From the Summary: "Even though the United States has reduced the number of warheads deployed on its long-range missiles and bombers, consistent with the terms of the 2010 New START Treaty [Strategic Arms Reduction Treaty], it is also developing new delivery systems for deployment over the next 10-30 years. The 117th Congress will continue to review these programs, and the funding requested for them, during the annual authorization and appropriations process. During the Cold War, the U.S. nuclear arsenal contained many types of delivery vehicles for nuclear weapons. The longer-range systems, which included long-range missiles based on U.S. territory, long-range missiles based on submarines, and heavy bombers that could threaten Soviet targets from their bases in the United States, are known as strategic nuclear delivery vehicles. At the end of the Cold War, in 1991, the United States deployed more than 10,000 warheads on these delivery vehicles. With the implementation of New START completed in February 2018, the United States is limited to 1,550 accountable warheads on these delivery vehicles, a restriction that will remain in place through February 2026, while New START Treaty remains in force."

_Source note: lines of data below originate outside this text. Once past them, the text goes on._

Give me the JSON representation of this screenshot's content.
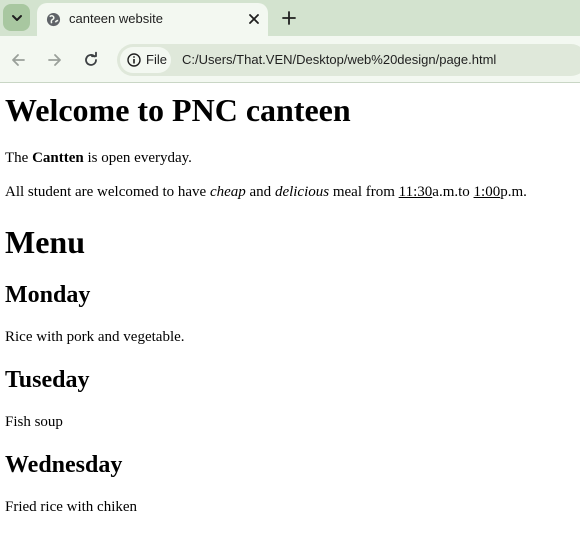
{
  "browser": {
    "tab_title": "canteen website",
    "address_chip_label": "File",
    "url": "C:/Users/That.VEN/Desktop/web%20design/page.html"
  },
  "page": {
    "heading": "Welcome to PNC canteen",
    "line1": {
      "before": "The ",
      "bold": "Cantten",
      "after": " is open everyday."
    },
    "line2": {
      "t1": "All student are welcomed to have ",
      "cheap": "cheap",
      "t2": " and ",
      "delicious": "delicious",
      "t3": " meal from ",
      "open_time": "11:30",
      "t4": "a.m.to ",
      "close_time": "1:00",
      "t5": "p.m."
    },
    "menu_heading": "Menu",
    "days": [
      {
        "day": "Monday",
        "dish": "Rice with pork and vegetable."
      },
      {
        "day": "Tuseday",
        "dish": "Fish soup"
      },
      {
        "day": "Wednesday",
        "dish": "Fried rice with chiken"
      }
    ]
  }
}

CRS Report for Congress, RL33640
Congressional Research Service: https://crsreports.congress.gov/